With a 15-year career in education, Georgia f irst lady Sandra Deal knows the importance of reading. That’s why she has made it a mission to visit Georgia schools and read to students while her husband, Gov. Nathan Deal, is in office.
Last week, she celebrated her 800th school visit since her husband took office in 2011. On Tuesday, Deal spent time at Blue Ridge, Greenbrier, Riverside, River Ridge, South Columbia and Stevens Creek elementary schools.
The former sixth-grade teacher read to River Ridge third-graders a book called Marshall, the Courthouse Mouse: A Tail of the U. S. Supreme Court – a fitting choice becausethe pupils are studying the branches of government. Deal offered side notes of information on the way government works and explained the duties of positions such as clerks, judges, juries.
According to educators, literacy is critical by third grade to ensure better performance in later grades.
“If they haven’t gotten those skills set by third grade then they are going to start missing out on a lot of content in other areas if they aren’t able to read the content there,” said Kelley Bell, the media specialist at River Ridge.
As a former educator and the mother of four children, Deal is aware of that. It is one reason school visits are important to her.
“We want to see them be good readers so when they get to high school they can finish high school and go on to college or technical school or whatever their life skill is that they want to develop,” Deal said. “That’s what teachers want to do, is really help their students learn, and I love doing that all over the state because I think it’s important for our children to have a good education so they are ready to get into the upper grades.”
The visits also help fulfill Deal’s passion for education.

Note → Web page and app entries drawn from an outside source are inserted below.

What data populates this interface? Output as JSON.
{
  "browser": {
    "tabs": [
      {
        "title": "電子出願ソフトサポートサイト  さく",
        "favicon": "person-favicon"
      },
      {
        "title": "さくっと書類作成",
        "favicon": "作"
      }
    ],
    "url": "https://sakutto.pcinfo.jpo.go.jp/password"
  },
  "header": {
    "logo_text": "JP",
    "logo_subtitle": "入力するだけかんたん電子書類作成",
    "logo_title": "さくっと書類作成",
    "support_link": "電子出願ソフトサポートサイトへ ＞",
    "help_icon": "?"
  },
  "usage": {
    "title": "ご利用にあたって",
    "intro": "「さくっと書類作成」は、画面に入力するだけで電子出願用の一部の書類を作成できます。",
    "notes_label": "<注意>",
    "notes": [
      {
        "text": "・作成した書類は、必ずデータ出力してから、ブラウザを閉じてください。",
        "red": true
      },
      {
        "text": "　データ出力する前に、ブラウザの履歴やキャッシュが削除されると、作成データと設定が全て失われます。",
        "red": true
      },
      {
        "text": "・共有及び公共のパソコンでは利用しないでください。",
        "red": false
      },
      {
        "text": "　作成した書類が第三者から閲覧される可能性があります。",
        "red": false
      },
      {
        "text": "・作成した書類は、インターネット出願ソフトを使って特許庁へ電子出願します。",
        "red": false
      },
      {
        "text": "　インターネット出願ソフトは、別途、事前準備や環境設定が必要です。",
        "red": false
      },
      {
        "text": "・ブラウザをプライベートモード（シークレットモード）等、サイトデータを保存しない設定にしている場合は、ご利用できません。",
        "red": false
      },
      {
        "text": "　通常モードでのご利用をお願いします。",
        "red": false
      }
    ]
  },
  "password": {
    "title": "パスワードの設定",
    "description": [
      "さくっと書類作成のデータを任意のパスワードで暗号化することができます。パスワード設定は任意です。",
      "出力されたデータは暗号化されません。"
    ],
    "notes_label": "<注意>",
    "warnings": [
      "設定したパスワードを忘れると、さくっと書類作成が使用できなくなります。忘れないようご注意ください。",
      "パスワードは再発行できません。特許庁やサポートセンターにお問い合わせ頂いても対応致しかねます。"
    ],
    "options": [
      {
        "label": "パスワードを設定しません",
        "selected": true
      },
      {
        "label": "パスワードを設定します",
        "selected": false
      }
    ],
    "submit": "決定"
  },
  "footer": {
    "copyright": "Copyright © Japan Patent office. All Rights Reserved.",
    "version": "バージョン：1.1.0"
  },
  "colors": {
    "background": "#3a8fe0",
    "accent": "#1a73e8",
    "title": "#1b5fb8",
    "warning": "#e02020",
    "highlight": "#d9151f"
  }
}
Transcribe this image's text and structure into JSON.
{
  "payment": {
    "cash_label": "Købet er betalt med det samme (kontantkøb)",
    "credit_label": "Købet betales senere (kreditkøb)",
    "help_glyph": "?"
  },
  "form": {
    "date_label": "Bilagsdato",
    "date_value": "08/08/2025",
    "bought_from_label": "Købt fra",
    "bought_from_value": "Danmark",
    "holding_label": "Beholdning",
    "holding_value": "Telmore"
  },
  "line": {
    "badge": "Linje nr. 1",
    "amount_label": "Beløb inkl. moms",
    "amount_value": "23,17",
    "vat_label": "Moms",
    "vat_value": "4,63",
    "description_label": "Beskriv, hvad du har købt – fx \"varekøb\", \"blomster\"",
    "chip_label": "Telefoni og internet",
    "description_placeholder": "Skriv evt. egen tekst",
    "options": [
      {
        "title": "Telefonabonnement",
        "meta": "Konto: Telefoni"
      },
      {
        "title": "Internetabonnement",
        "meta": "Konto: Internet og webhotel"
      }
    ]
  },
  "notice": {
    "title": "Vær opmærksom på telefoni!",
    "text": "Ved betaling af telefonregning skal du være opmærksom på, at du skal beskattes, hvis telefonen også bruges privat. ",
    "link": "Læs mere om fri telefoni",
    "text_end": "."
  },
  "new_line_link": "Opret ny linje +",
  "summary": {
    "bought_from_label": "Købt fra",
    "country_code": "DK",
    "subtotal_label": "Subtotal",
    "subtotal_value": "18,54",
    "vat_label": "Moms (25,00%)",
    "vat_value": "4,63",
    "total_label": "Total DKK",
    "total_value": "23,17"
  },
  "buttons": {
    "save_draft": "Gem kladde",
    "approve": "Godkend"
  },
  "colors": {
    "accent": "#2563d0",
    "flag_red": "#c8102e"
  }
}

“I miss that opportunity to be in the classroom and really get down and learn about special things and teach children and see their faces light up,” she said. “But I get that a lot when they listen to me read and they are really engaged, and they’re really learning what’s going on in the story.”